* _Activity_
With the pictures omitted, write out the entries that follow exactly as they stand.

Items from an interface collection
══════════════════════════════
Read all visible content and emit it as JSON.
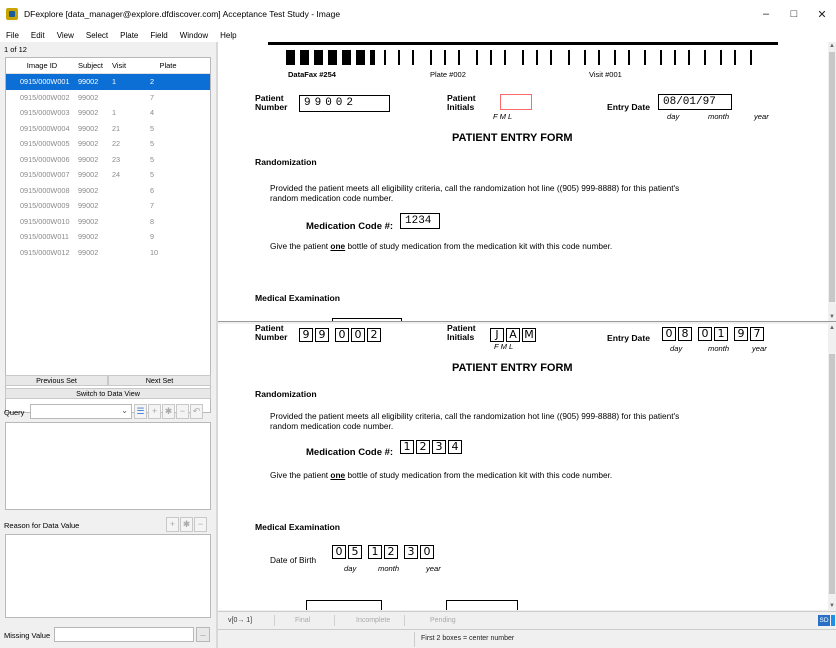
{
  "window": {
    "title": "DFexplore [data_manager@explore.dfdiscover.com] Acceptance Test Study - Image",
    "minimize": "–",
    "maximize": "□",
    "close": "✕"
  },
  "menu": [
    "File",
    "Edit",
    "View",
    "Select",
    "Plate",
    "Field",
    "Window",
    "Help"
  ],
  "left": {
    "count": "1 of 12",
    "columns": [
      "Image ID",
      "Subject",
      "Visit",
      "Plate"
    ],
    "rows": [
      {
        "id": "0915/000W001",
        "subject": "99002",
        "visit": "1",
        "plate": "2"
      },
      {
        "id": "0915/000W002",
        "subject": "99002",
        "visit": "",
        "plate": "7"
      },
      {
        "id": "0915/000W003",
        "subject": "99002",
        "visit": "1",
        "plate": "4"
      },
      {
        "id": "0915/000W004",
        "subject": "99002",
        "visit": "21",
        "plate": "5"
      },
      {
        "id": "0915/000W005",
        "subject": "99002",
        "visit": "22",
        "plate": "5"
      },
      {
        "id": "0915/000W006",
        "subject": "99002",
        "visit": "23",
        "plate": "5"
      },
      {
        "id": "0915/000W007",
        "subject": "99002",
        "visit": "24",
        "plate": "5"
      },
      {
        "id": "0915/000W008",
        "subject": "99002",
        "visit": "",
        "plate": "6"
      },
      {
        "id": "0915/000W009",
        "subject": "99002",
        "visit": "",
        "plate": "7"
      },
      {
        "id": "0915/000W010",
        "subject": "99002",
        "visit": "",
        "plate": "8"
      },
      {
        "id": "0915/000W011",
        "subject": "99002",
        "visit": "",
        "plate": "9"
      },
      {
        "id": "0915/000W012",
        "subject": "99002",
        "visit": "",
        "plate": "10"
      }
    ],
    "prev_set": "Previous Set",
    "next_set": "Next Set",
    "switch": "Switch to Data View",
    "query_label": "Query",
    "reason_label": "Reason for Data Value",
    "missing_label": "Missing Value",
    "missing_btn": "..."
  },
  "form_top": {
    "fax": "DataFax #254",
    "plate": "Plate #002",
    "visit": "Visit #001",
    "patient_number_label_1": "Patient",
    "patient_number_label_2": "Number",
    "patient_number_value": "99002",
    "patient_initials_label_1": "Patient",
    "patient_initials_label_2": "Initials",
    "initials_hint": "F   M   L",
    "entry_date_label": "Entry Date",
    "entry_date_value": "08/01/97",
    "date_day": "day",
    "date_month": "month",
    "date_year": "year",
    "title": "PATIENT ENTRY FORM",
    "randomization": "Randomization",
    "rand_text_1": "Provided the patient meets all eligibility criteria, call the randomization hot line ((905) 999-8888) for this patient's",
    "rand_text_2": "random medication code number.",
    "med_code_label": "Medication Code #:",
    "med_code_value": "1234",
    "give_text_pre": "Give the patient ",
    "give_text_one": "one",
    "give_text_post": " bottle of study medication from the medication kit with this code number.",
    "medical_exam": "Medical Examination"
  },
  "form_bottom": {
    "patient_number_label_1": "Patient",
    "patient_number_label_2": "Number",
    "patient_number_digits": [
      "9",
      "9",
      "0",
      "0",
      "2"
    ],
    "patient_initials_label_1": "Patient",
    "patient_initials_label_2": "Initials",
    "initials": [
      "J",
      "A",
      "M"
    ],
    "initials_hint": "F  M  L",
    "entry_date_label": "Entry Date",
    "entry_digits": [
      "0",
      "8",
      "0",
      "1",
      "9",
      "7"
    ],
    "date_day": "day",
    "date_month": "month",
    "date_year": "year",
    "title": "PATIENT ENTRY FORM",
    "randomization": "Randomization",
    "rand_text_1": "Provided the patient meets all eligibility criteria, call the randomization hot line ((905) 999-8888) for this patient's",
    "rand_text_2": "random medication code number.",
    "med_code_label": "Medication Code #:",
    "med_code_digits": [
      "1",
      "2",
      "3",
      "4"
    ],
    "give_text_pre": "Give the patient ",
    "give_text_one": "one",
    "give_text_post": " bottle of study medication from the medication kit with this code number.",
    "medical_exam": "Medical Examination",
    "dob_label": "Date of Birth",
    "dob_digits": [
      "0",
      "5",
      "1",
      "2",
      "3",
      "0"
    ],
    "dob_day": "day",
    "dob_month": "month",
    "dob_year": "year"
  },
  "status": {
    "field_range": "v[0→ 1]",
    "final": "Final",
    "incomplete": "Incomplete",
    "pending": "Pending",
    "chip_sd": "SD",
    "message": "First 2 boxes = center number"
  }
}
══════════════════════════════
* _Result of the exercise_
Read all visible content and emit it as JSON.
{
  "window": {
    "title": "DFexplore [data_manager@explore.dfdiscover.com] Acceptance Test Study - Image",
    "minimize": "–",
    "maximize": "□",
    "close": "✕"
  },
  "menu": [
    "File",
    "Edit",
    "View",
    "Select",
    "Plate",
    "Field",
    "Window",
    "Help"
  ],
  "left": {
    "count": "1 of 12",
    "columns": [
      "Image ID",
      "Subject",
      "Visit",
      "Plate"
    ],
    "rows": [
      {
        "id": "0915/000W001",
        "subject": "99002",
        "visit": "1",
        "plate": "2"
      },
      {
        "id": "0915/000W002",
        "subject": "99002",
        "visit": "",
        "plate": "7"
      },
      {
        "id": "0915/000W003",
        "subject": "99002",
        "visit": "1",
        "plate": "4"
      },
      {
        "id": "0915/000W004",
        "subject": "99002",
        "visit": "21",
        "plate": "5"
      },
      {
        "id": "0915/000W005",
        "subject": "99002",
        "visit": "22",
        "plate": "5"
      },
      {
        "id": "0915/000W006",
        "subject": "99002",
        "visit": "23",
        "plate": "5"
      },
      {
        "id": "0915/000W007",
        "subject": "99002",
        "visit": "24",
        "plate": "5"
      },
      {
        "id": "0915/000W008",
        "subject": "99002",
        "visit": "",
        "plate": "6"
      },
      {
        "id": "0915/000W009",
        "subject": "99002",
        "visit": "",
        "plate": "7"
      },
      {
        "id": "0915/000W010",
        "subject": "99002",
        "visit": "",
        "plate": "8"
      },
      {
        "id": "0915/000W011",
        "subject": "99002",
        "visit": "",
        "plate": "9"
      },
      {
        "id": "0915/000W012",
        "subject": "99002",
        "visit": "",
        "plate": "10"
      }
    ],
    "prev_set": "Previous Set",
    "next_set": "Next Set",
    "switch": "Switch to Data View",
    "query_label": "Query",
    "reason_label": "Reason for Data Value",
    "missing_label": "Missing Value",
    "missing_btn": "..."
  },
  "form_top": {
    "fax": "DataFax #254",
    "plate": "Plate #002",
    "visit": "Visit #001",
    "patient_number_label_1": "Patient",
    "patient_number_label_2": "Number",
    "patient_number_value": "99002",
    "patient_initials_label_1": "Patient",
    "patient_initials_label_2": "Initials",
    "initials_hint": "F   M   L",
    "entry_date_label": "Entry Date",
    "entry_date_value": "08/01/97",
    "date_day": "day",
    "date_month": "month",
    "date_year": "year",
    "title": "PATIENT ENTRY FORM",
    "randomization": "Randomization",
    "rand_text_1": "Provided the patient meets all eligibility criteria, call the randomization hot line ((905) 999-8888) for this patient's",
    "rand_text_2": "random medication code number.",
    "med_code_label": "Medication Code #:",
    "med_code_value": "1234",
    "give_text_pre": "Give the patient ",
    "give_text_one": "one",
    "give_text_post": " bottle of study medication from the medication kit with this code number.",
    "medical_exam": "Medical Examination"
  },
  "form_bottom": {
    "patient_number_label_1": "Patient",
    "patient_number_label_2": "Number",
    "patient_number_digits": [
      "9",
      "9",
      "0",
      "0",
      "2"
    ],
    "patient_initials_label_1": "Patient",
    "patient_initials_label_2": "Initials",
    "initials": [
      "J",
      "A",
      "M"
    ],
    "initials_hint": "F  M  L",
    "entry_date_label": "Entry Date",
    "entry_digits": [
      "0",
      "8",
      "0",
      "1",
      "9",
      "7"
    ],
    "date_day": "day",
    "date_month": "month",
    "date_year": "year",
    "title": "PATIENT ENTRY FORM",
    "randomization": "Randomization",
    "rand_text_1": "Provided the patient meets all eligibility criteria, call the randomization hot line ((905) 999-8888) for this patient's",
    "rand_text_2": "random medication code number.",
    "med_code_label": "Medication Code #:",
    "med_code_digits": [
      "1",
      "2",
      "3",
      "4"
    ],
    "give_text_pre": "Give the patient ",
    "give_text_one": "one",
    "give_text_post": " bottle of study medication from the medication kit with this code number.",
    "medical_exam": "Medical Examination",
    "dob_label": "Date of Birth",
    "dob_digits": [
      "0",
      "5",
      "1",
      "2",
      "3",
      "0"
    ],
    "dob_day": "day",
    "dob_month": "month",
    "dob_year": "year"
  },
  "status": {
    "field_range": "v[0→ 1]",
    "final": "Final",
    "incomplete": "Incomplete",
    "pending": "Pending",
    "chip_sd": "SD",
    "message": "First 2 boxes = center number"
  }
}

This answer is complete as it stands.